As we pack our bags for Europe, the feelings of February 2020 come flooding back. We were in Idaho, visiting with family, storing our limited belongings into a cargo container, and preparing for full-time motorcycle overlanding. Our two mules were with friends in Germany, patiently waiting for us to arrive and load them up for the next adventure into Morocco, Africa. We had just barely reached the border of Spain when the COVID pandemic quickly changed things for us (and the entire world). Morocco closed its borders. Spain declared a ‘state of alarm’ and locked down the entire country for three months.

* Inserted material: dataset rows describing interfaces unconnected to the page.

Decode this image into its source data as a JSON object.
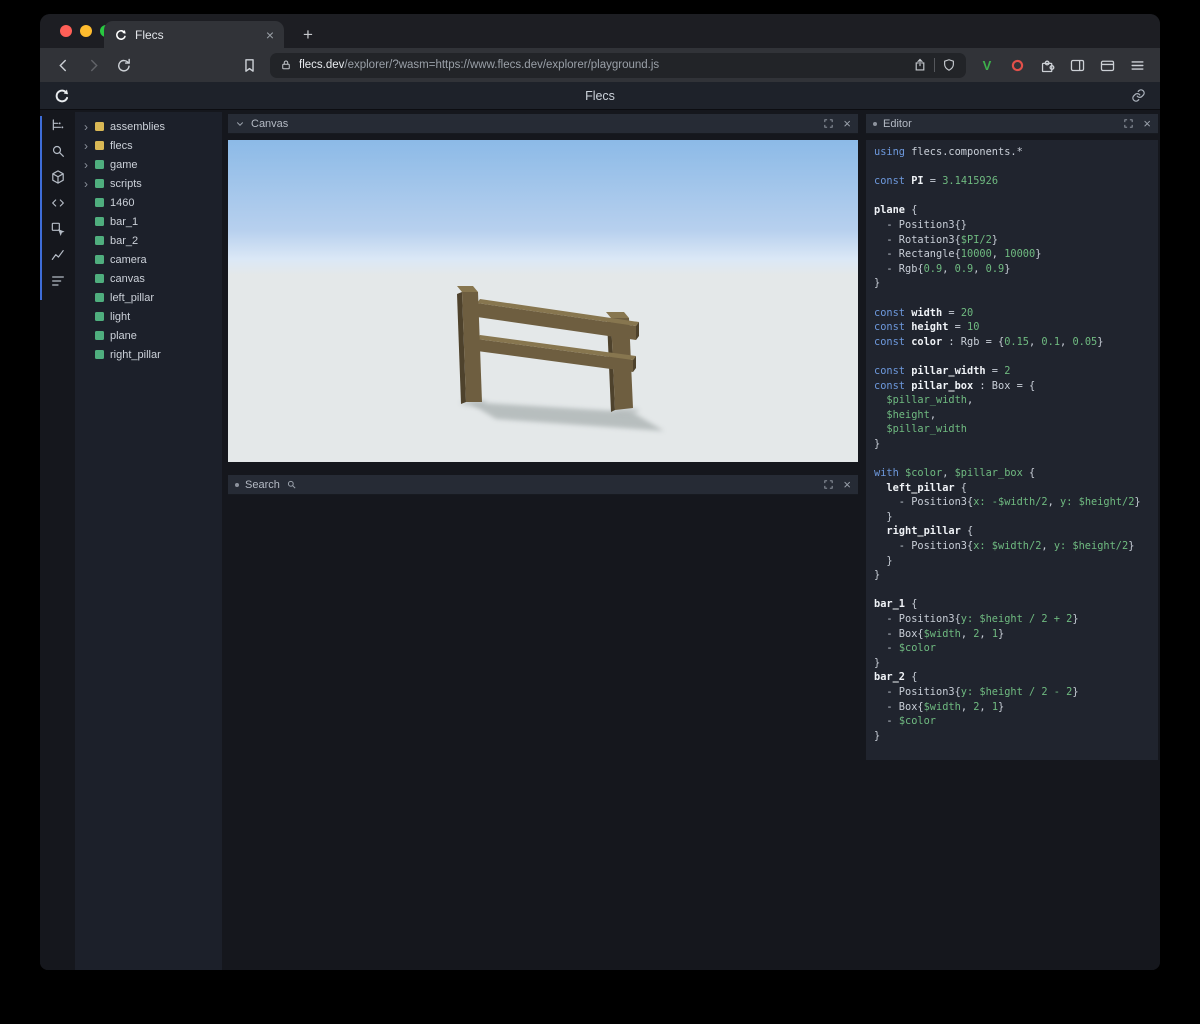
{
  "browser": {
    "tab_title": "Flecs",
    "new_tab_label": "+",
    "url_domain": "flecs.dev",
    "url_path": "/explorer/?wasm=https://www.flecs.dev/explorer/playground.js",
    "extension_v_label": "V"
  },
  "header": {
    "title": "Flecs"
  },
  "sidebar": {
    "icons": [
      "outliner-icon",
      "search-icon",
      "cube-icon",
      "code-icon",
      "inspect-icon",
      "chart-icon",
      "queries-icon"
    ],
    "accent_color": "#3e6dd8"
  },
  "tree": {
    "items": [
      {
        "label": "assemblies",
        "expandable": true,
        "color": "#d9b855"
      },
      {
        "label": "flecs",
        "expandable": true,
        "color": "#d9b855"
      },
      {
        "label": "game",
        "expandable": true,
        "color": "#4fae7e"
      },
      {
        "label": "scripts",
        "expandable": true,
        "color": "#4fae7e"
      },
      {
        "label": "1460",
        "expandable": false,
        "color": "#4fae7e"
      },
      {
        "label": "bar_1",
        "expandable": false,
        "color": "#4fae7e"
      },
      {
        "label": "bar_2",
        "expandable": false,
        "color": "#4fae7e"
      },
      {
        "label": "camera",
        "expandable": false,
        "color": "#4fae7e"
      },
      {
        "label": "canvas",
        "expandable": false,
        "color": "#4fae7e"
      },
      {
        "label": "left_pillar",
        "expandable": false,
        "color": "#4fae7e"
      },
      {
        "label": "light",
        "expandable": false,
        "color": "#4fae7e"
      },
      {
        "label": "plane",
        "expandable": false,
        "color": "#4fae7e"
      },
      {
        "label": "right_pillar",
        "expandable": false,
        "color": "#4fae7e"
      }
    ]
  },
  "panels": {
    "canvas": {
      "title": "Canvas"
    },
    "search": {
      "title": "Search"
    },
    "editor": {
      "title": "Editor"
    }
  },
  "scene": {
    "sky_top": "#8cbae7",
    "sky_mid": "#b7d0ee",
    "sky_horizon": "#dbe8f6",
    "ground": "#e4e8e9",
    "wood_front": "#6e5e40",
    "wood_top": "#87764f",
    "wood_side": "#4e422c",
    "shadow": "#a9b0b0"
  },
  "editor": {
    "lines": [
      [
        [
          "k",
          "using "
        ],
        [
          "d",
          "flecs.components.*"
        ]
      ],
      [],
      [
        [
          "k",
          "const "
        ],
        [
          "w",
          "PI"
        ],
        [
          "d",
          " = "
        ],
        [
          "g",
          "3.1415926"
        ]
      ],
      [],
      [
        [
          "w",
          "plane"
        ],
        [
          "d",
          " {"
        ]
      ],
      [
        [
          "d",
          "  - Position3{}"
        ]
      ],
      [
        [
          "d",
          "  - Rotation3{"
        ],
        [
          "g",
          "$PI/2"
        ],
        [
          "d",
          "}"
        ]
      ],
      [
        [
          "d",
          "  - Rectangle{"
        ],
        [
          "g",
          "10000"
        ],
        [
          "d",
          ", "
        ],
        [
          "g",
          "10000"
        ],
        [
          "d",
          "}"
        ]
      ],
      [
        [
          "d",
          "  - Rgb{"
        ],
        [
          "g",
          "0.9"
        ],
        [
          "d",
          ", "
        ],
        [
          "g",
          "0.9"
        ],
        [
          "d",
          ", "
        ],
        [
          "g",
          "0.9"
        ],
        [
          "d",
          "}"
        ]
      ],
      [
        [
          "d",
          "}"
        ]
      ],
      [],
      [
        [
          "k",
          "const "
        ],
        [
          "w",
          "width"
        ],
        [
          "d",
          " = "
        ],
        [
          "g",
          "20"
        ]
      ],
      [
        [
          "k",
          "const "
        ],
        [
          "w",
          "height"
        ],
        [
          "d",
          " = "
        ],
        [
          "g",
          "10"
        ]
      ],
      [
        [
          "k",
          "const "
        ],
        [
          "w",
          "color"
        ],
        [
          "d",
          " : Rgb = {"
        ],
        [
          "g",
          "0.15"
        ],
        [
          "d",
          ", "
        ],
        [
          "g",
          "0.1"
        ],
        [
          "d",
          ", "
        ],
        [
          "g",
          "0.05"
        ],
        [
          "d",
          "}"
        ]
      ],
      [],
      [
        [
          "k",
          "const "
        ],
        [
          "w",
          "pillar_width"
        ],
        [
          "d",
          " = "
        ],
        [
          "g",
          "2"
        ]
      ],
      [
        [
          "k",
          "const "
        ],
        [
          "w",
          "pillar_box"
        ],
        [
          "d",
          " : Box = {"
        ]
      ],
      [
        [
          "d",
          "  "
        ],
        [
          "g",
          "$pillar_width"
        ],
        [
          "d",
          ","
        ]
      ],
      [
        [
          "d",
          "  "
        ],
        [
          "g",
          "$height"
        ],
        [
          "d",
          ","
        ]
      ],
      [
        [
          "d",
          "  "
        ],
        [
          "g",
          "$pillar_width"
        ]
      ],
      [
        [
          "d",
          "}"
        ]
      ],
      [],
      [
        [
          "k",
          "with "
        ],
        [
          "g",
          "$color"
        ],
        [
          "d",
          ", "
        ],
        [
          "g",
          "$pillar_box"
        ],
        [
          "d",
          " {"
        ]
      ],
      [
        [
          "d",
          "  "
        ],
        [
          "w",
          "left_pillar"
        ],
        [
          "d",
          " {"
        ]
      ],
      [
        [
          "d",
          "    - Position3{"
        ],
        [
          "g",
          "x: -$width/2"
        ],
        [
          "d",
          ", "
        ],
        [
          "g",
          "y: $height/2"
        ],
        [
          "d",
          "}"
        ]
      ],
      [
        [
          "d",
          "  }"
        ]
      ],
      [
        [
          "d",
          "  "
        ],
        [
          "w",
          "right_pillar"
        ],
        [
          "d",
          " {"
        ]
      ],
      [
        [
          "d",
          "    - Position3{"
        ],
        [
          "g",
          "x: $width/2"
        ],
        [
          "d",
          ", "
        ],
        [
          "g",
          "y: $height/2"
        ],
        [
          "d",
          "}"
        ]
      ],
      [
        [
          "d",
          "  }"
        ]
      ],
      [
        [
          "d",
          "}"
        ]
      ],
      [],
      [
        [
          "w",
          "bar_1"
        ],
        [
          "d",
          " {"
        ]
      ],
      [
        [
          "d",
          "  - Position3{"
        ],
        [
          "g",
          "y: $height / 2 + 2"
        ],
        [
          "d",
          "}"
        ]
      ],
      [
        [
          "d",
          "  - Box{"
        ],
        [
          "g",
          "$width"
        ],
        [
          "d",
          ", "
        ],
        [
          "g",
          "2"
        ],
        [
          "d",
          ", "
        ],
        [
          "g",
          "1"
        ],
        [
          "d",
          "}"
        ]
      ],
      [
        [
          "d",
          "  - "
        ],
        [
          "g",
          "$color"
        ]
      ],
      [
        [
          "d",
          "}"
        ]
      ],
      [
        [
          "w",
          "bar_2"
        ],
        [
          "d",
          " {"
        ]
      ],
      [
        [
          "d",
          "  - Position3{"
        ],
        [
          "g",
          "y: $height / 2 - 2"
        ],
        [
          "d",
          "}"
        ]
      ],
      [
        [
          "d",
          "  - Box{"
        ],
        [
          "g",
          "$width"
        ],
        [
          "d",
          ", "
        ],
        [
          "g",
          "2"
        ],
        [
          "d",
          ", "
        ],
        [
          "g",
          "1"
        ],
        [
          "d",
          "}"
        ]
      ],
      [
        [
          "d",
          "  - "
        ],
        [
          "g",
          "$color"
        ]
      ],
      [
        [
          "d",
          "}"
        ]
      ]
    ]
  }
}
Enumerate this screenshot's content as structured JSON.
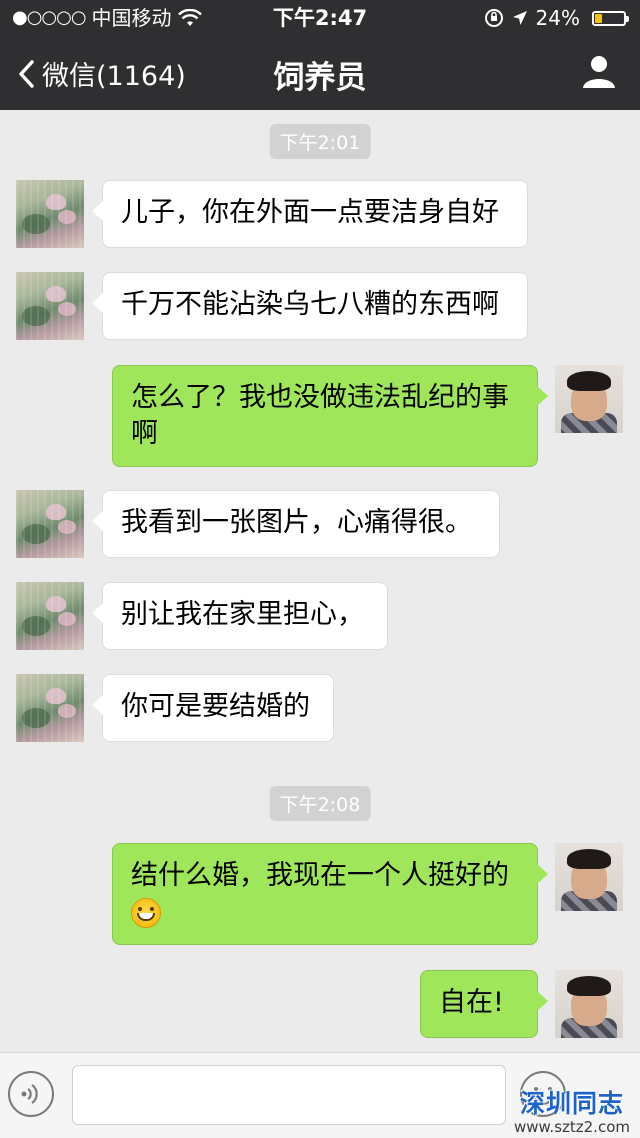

Two years later, we are once again in Idaho, preparing to return to Europe. Our mules are in Spain waiting for us to arrive, load them up, and ride them into Morocco. However a new concern is on the horizon. War. More specifically, war in Ukraine. Although the recent fighting seems to be isolated to the independent country of Ukraine, there is no guarantee that it will stay that way. Previous wars throughout history were started in a similar way. Who knows what the future holds.
There are many moment when guilt creeps into my thoughts. Guilt for the luxury we have of traveling when there is such dark days for so many people all around this world. My heart aches for the citizens of Ukraine, the thousands of Russian citizens who are being detained for protesting the war, or the Russian military who go and fight their comrades over a false narrative.
A poem by Mari Andrew has been circulating around lately. I’ve modified it a bit:
I am packing my bike for a trip while a country is on fire. It feels dumb to pack, and dumb not to. It has never been this way, and it has always been this way. Someone has always clinked a cocktail glass in one hemisphere as someone loses a home in another while someone falls in love in the same apartment building where someone grieves. The fact that suffering, mundanity and beauty coincide is unbearable and remarkable.Original poem by Mari Andrew
Our hearts and prayers to the people of Ukraine.